▶ _DATA EXCERPTS_:
==*==

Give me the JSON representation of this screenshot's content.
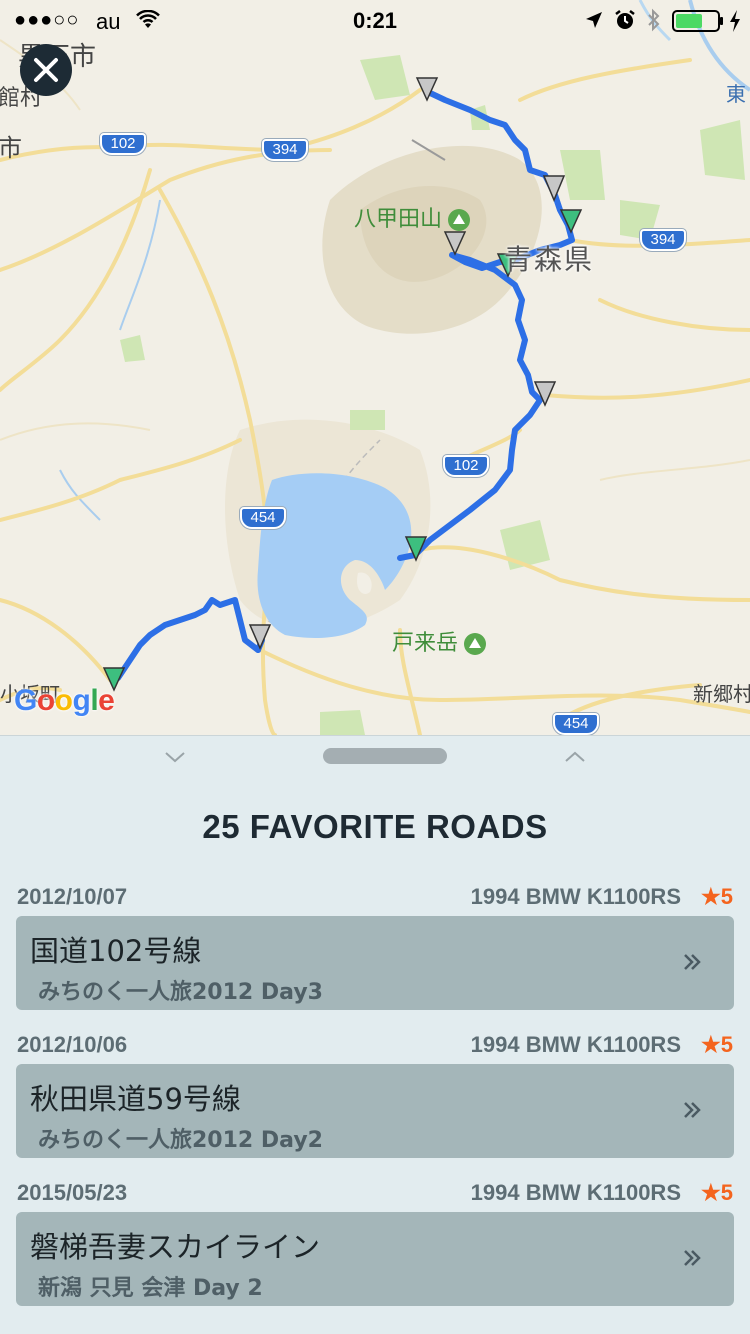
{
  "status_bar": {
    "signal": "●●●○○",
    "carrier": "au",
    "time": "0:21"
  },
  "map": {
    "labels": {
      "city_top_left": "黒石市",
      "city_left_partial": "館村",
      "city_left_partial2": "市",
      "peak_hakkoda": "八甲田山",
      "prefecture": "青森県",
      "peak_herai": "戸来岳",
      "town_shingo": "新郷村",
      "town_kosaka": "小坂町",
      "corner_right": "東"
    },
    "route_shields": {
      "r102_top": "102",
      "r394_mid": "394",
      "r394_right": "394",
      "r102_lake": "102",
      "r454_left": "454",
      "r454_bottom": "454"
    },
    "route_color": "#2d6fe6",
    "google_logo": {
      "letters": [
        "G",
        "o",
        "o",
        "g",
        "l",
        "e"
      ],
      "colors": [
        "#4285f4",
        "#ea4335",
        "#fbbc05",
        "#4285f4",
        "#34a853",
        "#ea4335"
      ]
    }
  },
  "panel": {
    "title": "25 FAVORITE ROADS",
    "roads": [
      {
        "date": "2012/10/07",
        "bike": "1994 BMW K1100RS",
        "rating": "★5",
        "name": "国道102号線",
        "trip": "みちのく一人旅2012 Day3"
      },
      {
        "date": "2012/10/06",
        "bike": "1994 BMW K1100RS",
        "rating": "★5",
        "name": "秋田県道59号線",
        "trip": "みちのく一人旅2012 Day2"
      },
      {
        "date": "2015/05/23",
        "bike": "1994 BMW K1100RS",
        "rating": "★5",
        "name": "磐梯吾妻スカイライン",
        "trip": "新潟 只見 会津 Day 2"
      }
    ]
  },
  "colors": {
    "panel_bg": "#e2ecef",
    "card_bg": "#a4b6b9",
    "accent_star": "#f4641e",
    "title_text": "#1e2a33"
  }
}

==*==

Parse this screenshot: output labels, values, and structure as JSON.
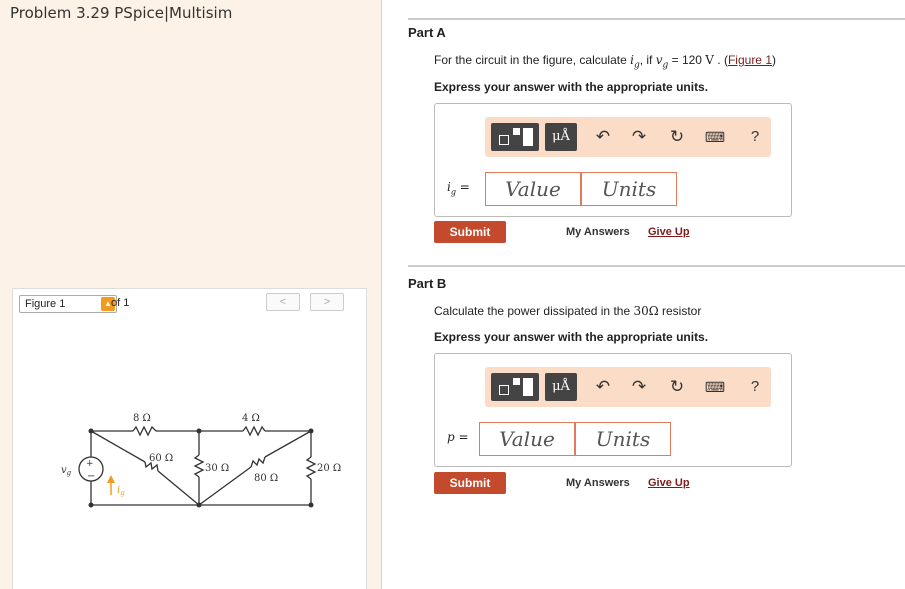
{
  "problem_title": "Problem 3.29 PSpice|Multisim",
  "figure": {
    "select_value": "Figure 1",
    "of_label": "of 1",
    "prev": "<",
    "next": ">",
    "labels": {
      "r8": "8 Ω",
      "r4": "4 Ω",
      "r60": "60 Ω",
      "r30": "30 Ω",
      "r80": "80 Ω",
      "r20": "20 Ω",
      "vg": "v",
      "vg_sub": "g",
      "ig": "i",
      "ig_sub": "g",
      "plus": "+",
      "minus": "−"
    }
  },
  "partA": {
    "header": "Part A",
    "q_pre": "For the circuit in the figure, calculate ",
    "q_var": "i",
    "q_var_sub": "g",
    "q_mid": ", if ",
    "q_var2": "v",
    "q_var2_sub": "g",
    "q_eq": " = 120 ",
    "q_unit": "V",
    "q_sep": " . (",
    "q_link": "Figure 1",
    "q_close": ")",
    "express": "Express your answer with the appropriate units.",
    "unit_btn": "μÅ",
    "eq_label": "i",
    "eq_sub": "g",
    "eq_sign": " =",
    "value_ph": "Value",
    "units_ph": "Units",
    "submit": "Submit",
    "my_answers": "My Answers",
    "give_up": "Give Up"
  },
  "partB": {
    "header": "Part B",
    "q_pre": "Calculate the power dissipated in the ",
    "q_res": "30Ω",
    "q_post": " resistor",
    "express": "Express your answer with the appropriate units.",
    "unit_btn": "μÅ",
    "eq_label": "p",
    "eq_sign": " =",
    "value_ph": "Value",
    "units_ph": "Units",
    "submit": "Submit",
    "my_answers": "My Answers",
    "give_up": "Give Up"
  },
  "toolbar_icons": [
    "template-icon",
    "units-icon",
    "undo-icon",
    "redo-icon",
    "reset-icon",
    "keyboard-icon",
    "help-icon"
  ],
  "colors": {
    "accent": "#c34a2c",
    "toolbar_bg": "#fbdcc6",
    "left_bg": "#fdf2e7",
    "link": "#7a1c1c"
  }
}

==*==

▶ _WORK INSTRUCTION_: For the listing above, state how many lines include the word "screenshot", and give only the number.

▶ _SOLUTION FOR THIS EXERCISE_: 2